### DATA TO USE
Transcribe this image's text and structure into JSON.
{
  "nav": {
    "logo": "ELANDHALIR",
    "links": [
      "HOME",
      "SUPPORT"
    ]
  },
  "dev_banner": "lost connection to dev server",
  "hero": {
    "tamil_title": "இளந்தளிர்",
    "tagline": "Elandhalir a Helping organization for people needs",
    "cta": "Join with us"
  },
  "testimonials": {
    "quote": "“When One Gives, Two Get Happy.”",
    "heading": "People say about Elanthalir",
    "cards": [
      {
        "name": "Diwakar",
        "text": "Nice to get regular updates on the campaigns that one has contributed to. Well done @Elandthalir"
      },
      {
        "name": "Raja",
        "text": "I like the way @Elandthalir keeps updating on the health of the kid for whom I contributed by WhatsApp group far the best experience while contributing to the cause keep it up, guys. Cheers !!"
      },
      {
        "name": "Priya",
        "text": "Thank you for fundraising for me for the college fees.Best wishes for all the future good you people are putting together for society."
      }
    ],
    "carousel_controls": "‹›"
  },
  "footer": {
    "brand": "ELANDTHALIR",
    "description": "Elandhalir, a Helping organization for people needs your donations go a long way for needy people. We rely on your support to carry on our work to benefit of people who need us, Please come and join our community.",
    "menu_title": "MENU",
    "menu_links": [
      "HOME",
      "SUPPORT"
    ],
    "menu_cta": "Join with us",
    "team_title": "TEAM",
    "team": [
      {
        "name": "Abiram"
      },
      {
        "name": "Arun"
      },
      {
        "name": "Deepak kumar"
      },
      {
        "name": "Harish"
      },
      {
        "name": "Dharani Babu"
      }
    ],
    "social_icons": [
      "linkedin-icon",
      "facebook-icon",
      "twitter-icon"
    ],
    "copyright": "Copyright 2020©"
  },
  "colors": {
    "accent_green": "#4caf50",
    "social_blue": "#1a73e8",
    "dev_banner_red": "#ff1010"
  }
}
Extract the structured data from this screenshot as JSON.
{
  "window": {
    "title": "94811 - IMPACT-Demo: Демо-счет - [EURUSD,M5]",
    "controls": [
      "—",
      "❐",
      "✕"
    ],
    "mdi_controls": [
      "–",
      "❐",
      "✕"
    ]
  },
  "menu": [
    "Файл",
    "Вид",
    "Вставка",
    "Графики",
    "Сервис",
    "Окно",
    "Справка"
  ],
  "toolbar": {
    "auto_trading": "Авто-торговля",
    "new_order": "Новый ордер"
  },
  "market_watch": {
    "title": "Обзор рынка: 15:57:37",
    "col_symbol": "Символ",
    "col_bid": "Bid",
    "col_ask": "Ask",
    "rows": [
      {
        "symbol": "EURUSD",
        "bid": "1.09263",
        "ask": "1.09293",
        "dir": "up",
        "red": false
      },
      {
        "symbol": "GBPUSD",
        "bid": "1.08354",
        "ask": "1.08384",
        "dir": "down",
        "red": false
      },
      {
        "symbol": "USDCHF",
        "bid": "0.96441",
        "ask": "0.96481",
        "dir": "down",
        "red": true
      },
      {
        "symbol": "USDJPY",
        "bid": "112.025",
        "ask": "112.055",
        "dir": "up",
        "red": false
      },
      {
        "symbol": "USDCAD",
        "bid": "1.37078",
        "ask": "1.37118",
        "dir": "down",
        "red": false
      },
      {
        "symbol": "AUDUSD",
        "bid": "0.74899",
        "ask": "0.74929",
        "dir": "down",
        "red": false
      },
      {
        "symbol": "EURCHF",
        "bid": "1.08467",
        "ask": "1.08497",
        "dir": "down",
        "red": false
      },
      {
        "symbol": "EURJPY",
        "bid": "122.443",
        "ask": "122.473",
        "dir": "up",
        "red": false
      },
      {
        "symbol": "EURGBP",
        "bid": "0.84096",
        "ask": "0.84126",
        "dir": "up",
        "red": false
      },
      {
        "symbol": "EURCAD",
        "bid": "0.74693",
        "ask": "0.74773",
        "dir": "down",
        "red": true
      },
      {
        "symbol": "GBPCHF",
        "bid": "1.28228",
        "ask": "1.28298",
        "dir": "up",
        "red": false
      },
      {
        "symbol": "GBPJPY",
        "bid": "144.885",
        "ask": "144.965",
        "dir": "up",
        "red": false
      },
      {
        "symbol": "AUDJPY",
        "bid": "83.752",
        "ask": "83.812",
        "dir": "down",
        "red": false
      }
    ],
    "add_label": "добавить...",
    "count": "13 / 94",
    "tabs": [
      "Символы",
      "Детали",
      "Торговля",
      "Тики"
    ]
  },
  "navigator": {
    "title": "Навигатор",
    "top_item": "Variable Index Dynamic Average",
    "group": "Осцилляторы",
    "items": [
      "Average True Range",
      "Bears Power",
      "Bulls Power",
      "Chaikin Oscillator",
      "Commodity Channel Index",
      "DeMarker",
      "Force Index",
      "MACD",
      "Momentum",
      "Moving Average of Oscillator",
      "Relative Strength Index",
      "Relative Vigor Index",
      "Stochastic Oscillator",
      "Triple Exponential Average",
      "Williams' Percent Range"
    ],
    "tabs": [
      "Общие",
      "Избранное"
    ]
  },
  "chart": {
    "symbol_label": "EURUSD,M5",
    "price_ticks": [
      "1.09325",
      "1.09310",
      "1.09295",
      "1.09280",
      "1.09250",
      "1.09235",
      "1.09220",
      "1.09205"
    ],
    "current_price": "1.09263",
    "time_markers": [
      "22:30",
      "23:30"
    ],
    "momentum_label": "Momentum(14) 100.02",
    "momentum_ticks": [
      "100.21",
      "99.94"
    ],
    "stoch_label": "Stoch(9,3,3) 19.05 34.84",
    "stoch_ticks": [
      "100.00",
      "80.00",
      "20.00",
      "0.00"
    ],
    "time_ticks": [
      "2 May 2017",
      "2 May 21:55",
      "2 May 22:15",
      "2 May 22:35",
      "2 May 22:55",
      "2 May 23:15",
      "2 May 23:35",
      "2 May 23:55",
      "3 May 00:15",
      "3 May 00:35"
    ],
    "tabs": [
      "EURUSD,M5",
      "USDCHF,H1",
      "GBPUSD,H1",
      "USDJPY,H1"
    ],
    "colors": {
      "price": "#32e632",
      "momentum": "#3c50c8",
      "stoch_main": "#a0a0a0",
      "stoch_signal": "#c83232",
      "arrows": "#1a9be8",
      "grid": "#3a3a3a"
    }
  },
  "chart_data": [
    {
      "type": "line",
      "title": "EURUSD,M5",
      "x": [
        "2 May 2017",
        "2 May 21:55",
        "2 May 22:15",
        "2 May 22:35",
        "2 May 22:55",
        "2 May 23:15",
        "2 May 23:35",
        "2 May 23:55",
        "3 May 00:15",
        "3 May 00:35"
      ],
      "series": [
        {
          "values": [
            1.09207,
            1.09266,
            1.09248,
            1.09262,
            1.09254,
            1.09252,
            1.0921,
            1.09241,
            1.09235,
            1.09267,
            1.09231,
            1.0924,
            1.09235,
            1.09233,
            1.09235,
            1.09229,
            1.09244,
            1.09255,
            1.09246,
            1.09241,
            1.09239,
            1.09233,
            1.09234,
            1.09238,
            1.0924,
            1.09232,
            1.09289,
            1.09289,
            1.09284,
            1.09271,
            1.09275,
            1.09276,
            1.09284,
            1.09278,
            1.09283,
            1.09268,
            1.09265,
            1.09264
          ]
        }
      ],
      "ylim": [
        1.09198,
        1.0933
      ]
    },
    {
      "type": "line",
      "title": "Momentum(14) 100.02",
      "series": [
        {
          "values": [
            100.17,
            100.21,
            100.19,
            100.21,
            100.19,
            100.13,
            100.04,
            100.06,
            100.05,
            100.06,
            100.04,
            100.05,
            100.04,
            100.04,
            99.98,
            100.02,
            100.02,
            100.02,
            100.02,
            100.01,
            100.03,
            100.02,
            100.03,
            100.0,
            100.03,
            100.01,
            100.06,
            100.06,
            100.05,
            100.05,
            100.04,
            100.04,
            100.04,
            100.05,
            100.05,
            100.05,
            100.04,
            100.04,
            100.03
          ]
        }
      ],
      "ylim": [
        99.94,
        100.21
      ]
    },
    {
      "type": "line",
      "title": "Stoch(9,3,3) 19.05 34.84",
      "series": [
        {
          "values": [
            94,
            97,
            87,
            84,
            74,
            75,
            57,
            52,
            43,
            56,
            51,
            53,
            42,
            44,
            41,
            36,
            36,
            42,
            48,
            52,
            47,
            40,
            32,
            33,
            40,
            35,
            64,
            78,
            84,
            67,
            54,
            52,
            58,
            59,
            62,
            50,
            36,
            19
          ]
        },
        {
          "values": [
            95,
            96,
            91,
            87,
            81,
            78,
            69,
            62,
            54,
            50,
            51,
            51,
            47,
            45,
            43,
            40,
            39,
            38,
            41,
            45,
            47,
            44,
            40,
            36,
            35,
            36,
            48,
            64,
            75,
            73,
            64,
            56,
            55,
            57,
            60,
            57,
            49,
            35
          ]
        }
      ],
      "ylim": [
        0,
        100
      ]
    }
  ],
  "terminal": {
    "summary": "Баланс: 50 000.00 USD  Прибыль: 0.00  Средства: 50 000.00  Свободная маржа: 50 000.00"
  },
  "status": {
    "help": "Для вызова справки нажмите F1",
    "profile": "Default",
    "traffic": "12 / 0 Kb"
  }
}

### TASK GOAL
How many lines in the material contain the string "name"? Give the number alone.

### FINISHED TASK
8